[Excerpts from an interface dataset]
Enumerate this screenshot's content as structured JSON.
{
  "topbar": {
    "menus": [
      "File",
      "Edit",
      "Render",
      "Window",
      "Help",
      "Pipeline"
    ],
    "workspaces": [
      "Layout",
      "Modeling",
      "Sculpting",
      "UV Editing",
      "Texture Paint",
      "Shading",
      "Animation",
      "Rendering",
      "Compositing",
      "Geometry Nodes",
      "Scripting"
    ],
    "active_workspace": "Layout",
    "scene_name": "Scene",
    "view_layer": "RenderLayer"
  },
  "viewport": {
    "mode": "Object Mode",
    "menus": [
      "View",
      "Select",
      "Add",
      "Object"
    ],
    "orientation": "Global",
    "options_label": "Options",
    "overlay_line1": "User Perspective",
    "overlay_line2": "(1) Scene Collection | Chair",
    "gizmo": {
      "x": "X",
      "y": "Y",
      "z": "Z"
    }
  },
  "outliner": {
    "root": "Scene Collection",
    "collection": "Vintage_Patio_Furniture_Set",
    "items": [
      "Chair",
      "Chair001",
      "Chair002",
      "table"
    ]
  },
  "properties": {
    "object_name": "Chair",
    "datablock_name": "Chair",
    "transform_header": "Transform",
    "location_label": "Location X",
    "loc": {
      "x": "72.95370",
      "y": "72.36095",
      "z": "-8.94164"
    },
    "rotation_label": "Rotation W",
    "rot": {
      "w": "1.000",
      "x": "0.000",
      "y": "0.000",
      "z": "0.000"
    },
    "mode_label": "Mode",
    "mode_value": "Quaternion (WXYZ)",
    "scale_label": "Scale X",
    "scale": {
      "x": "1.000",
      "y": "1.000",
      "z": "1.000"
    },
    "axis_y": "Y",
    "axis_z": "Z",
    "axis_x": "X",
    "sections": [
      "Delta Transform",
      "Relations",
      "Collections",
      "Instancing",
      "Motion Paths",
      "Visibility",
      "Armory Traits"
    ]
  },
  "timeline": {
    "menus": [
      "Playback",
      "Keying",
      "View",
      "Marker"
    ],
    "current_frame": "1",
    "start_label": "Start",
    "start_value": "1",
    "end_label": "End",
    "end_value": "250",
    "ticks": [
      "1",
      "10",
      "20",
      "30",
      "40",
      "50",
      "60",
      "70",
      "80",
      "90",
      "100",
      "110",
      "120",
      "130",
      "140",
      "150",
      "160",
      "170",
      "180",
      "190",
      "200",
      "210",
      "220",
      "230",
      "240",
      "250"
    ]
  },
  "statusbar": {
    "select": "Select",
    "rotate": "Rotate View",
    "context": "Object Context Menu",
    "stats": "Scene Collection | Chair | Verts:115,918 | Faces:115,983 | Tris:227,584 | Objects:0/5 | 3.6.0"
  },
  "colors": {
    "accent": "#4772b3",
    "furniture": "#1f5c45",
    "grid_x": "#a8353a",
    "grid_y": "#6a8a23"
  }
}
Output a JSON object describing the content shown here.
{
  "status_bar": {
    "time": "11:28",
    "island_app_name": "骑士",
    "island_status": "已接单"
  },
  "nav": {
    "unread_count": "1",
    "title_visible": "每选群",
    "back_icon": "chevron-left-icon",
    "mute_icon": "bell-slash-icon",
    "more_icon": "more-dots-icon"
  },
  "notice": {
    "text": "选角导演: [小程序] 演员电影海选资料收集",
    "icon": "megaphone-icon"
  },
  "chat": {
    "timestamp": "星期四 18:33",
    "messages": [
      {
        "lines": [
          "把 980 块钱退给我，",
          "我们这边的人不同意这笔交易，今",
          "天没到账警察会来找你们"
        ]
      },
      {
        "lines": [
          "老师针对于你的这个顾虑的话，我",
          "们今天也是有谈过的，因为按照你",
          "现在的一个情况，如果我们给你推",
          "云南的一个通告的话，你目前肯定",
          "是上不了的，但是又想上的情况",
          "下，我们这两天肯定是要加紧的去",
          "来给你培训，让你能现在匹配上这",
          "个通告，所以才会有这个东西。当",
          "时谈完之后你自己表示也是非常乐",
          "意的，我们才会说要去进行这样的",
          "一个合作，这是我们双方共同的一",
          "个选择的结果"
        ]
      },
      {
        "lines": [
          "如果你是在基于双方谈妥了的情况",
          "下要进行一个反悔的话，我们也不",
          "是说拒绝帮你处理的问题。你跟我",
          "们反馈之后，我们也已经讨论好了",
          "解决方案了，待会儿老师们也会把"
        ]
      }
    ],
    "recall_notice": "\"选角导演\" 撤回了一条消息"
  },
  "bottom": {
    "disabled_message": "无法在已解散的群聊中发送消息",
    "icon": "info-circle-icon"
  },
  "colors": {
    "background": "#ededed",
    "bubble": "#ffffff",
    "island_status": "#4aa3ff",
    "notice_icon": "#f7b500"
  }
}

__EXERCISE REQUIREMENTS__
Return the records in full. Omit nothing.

__SOLUTION TO THIS EXERCISE__
Enumerate this screenshot's content as structured JSON.
{
  "topbar": {
    "menus": [
      "File",
      "Edit",
      "Render",
      "Window",
      "Help",
      "Pipeline"
    ],
    "workspaces": [
      "Layout",
      "Modeling",
      "Sculpting",
      "UV Editing",
      "Texture Paint",
      "Shading",
      "Animation",
      "Rendering",
      "Compositing",
      "Geometry Nodes",
      "Scripting"
    ],
    "active_workspace": "Layout",
    "scene_name": "Scene",
    "view_layer": "RenderLayer"
  },
  "viewport": {
    "mode": "Object Mode",
    "menus": [
      "View",
      "Select",
      "Add",
      "Object"
    ],
    "orientation": "Global",
    "options_label": "Options",
    "overlay_line1": "User Perspective",
    "overlay_line2": "(1) Scene Collection | Chair",
    "gizmo": {
      "x": "X",
      "y": "Y",
      "z": "Z"
    }
  },
  "outliner": {
    "root": "Scene Collection",
    "collection": "Vintage_Patio_Furniture_Set",
    "items": [
      "Chair",
      "Chair001",
      "Chair002",
      "table"
    ]
  },
  "properties": {
    "object_name": "Chair",
    "datablock_name": "Chair",
    "transform_header": "Transform",
    "location_label": "Location X",
    "loc": {
      "x": "72.95370",
      "y": "72.36095",
      "z": "-8.94164"
    },
    "rotation_label": "Rotation W",
    "rot": {
      "w": "1.000",
      "x": "0.000",
      "y": "0.000",
      "z": "0.000"
    },
    "mode_label": "Mode",
    "mode_value": "Quaternion (WXYZ)",
    "scale_label": "Scale X",
    "scale": {
      "x": "1.000",
      "y": "1.000",
      "z": "1.000"
    },
    "axis_y": "Y",
    "axis_z": "Z",
    "axis_x": "X",
    "sections": [
      "Delta Transform",
      "Relations",
      "Collections",
      "Instancing",
      "Motion Paths",
      "Visibility",
      "Armory Traits"
    ]
  },
  "timeline": {
    "menus": [
      "Playback",
      "Keying",
      "View",
      "Marker"
    ],
    "current_frame": "1",
    "start_label": "Start",
    "start_value": "1",
    "end_label": "End",
    "end_value": "250",
    "ticks": [
      "1",
      "10",
      "20",
      "30",
      "40",
      "50",
      "60",
      "70",
      "80",
      "90",
      "100",
      "110",
      "120",
      "130",
      "140",
      "150",
      "160",
      "170",
      "180",
      "190",
      "200",
      "210",
      "220",
      "230",
      "240",
      "250"
    ]
  },
  "statusbar": {
    "select": "Select",
    "rotate": "Rotate View",
    "context": "Object Context Menu",
    "stats": "Scene Collection | Chair | Verts:115,918 | Faces:115,983 | Tris:227,584 | Objects:0/5 | 3.6.0"
  },
  "colors": {
    "accent": "#4772b3",
    "furniture": "#1f5c45",
    "grid_x": "#a8353a",
    "grid_y": "#6a8a23"
  }
}
Output a JSON object describing the content shown here.
{
  "status_bar": {
    "time": "11:28",
    "island_app_name": "骑士",
    "island_status": "已接单"
  },
  "nav": {
    "unread_count": "1",
    "title_visible": "每选群",
    "back_icon": "chevron-left-icon",
    "mute_icon": "bell-slash-icon",
    "more_icon": "more-dots-icon"
  },
  "notice": {
    "text": "选角导演: [小程序] 演员电影海选资料收集",
    "icon": "megaphone-icon"
  },
  "chat": {
    "timestamp": "星期四 18:33",
    "messages": [
      {
        "lines": [
          "把 980 块钱退给我，",
          "我们这边的人不同意这笔交易，今",
          "天没到账警察会来找你们"
        ]
      },
      {
        "lines": [
          "老师针对于你的这个顾虑的话，我",
          "们今天也是有谈过的，因为按照你",
          "现在的一个情况，如果我们给你推",
          "云南的一个通告的话，你目前肯定",
          "是上不了的，但是又想上的情况",
          "下，我们这两天肯定是要加紧的去",
          "来给你培训，让你能现在匹配上这",
          "个通告，所以才会有这个东西。当",
          "时谈完之后你自己表示也是非常乐",
          "意的，我们才会说要去进行这样的",
          "一个合作，这是我们双方共同的一",
          "个选择的结果"
        ]
      },
      {
        "lines": [
          "如果你是在基于双方谈妥了的情况",
          "下要进行一个反悔的话，我们也不",
          "是说拒绝帮你处理的问题。你跟我",
          "们反馈之后，我们也已经讨论好了",
          "解决方案了，待会儿老师们也会把"
        ]
      }
    ],
    "recall_notice": "\"选角导演\" 撤回了一条消息"
  },
  "bottom": {
    "disabled_message": "无法在已解散的群聊中发送消息",
    "icon": "info-circle-icon"
  },
  "colors": {
    "background": "#ededed",
    "bubble": "#ffffff",
    "island_status": "#4aa3ff",
    "notice_icon": "#f7b500"
  }
}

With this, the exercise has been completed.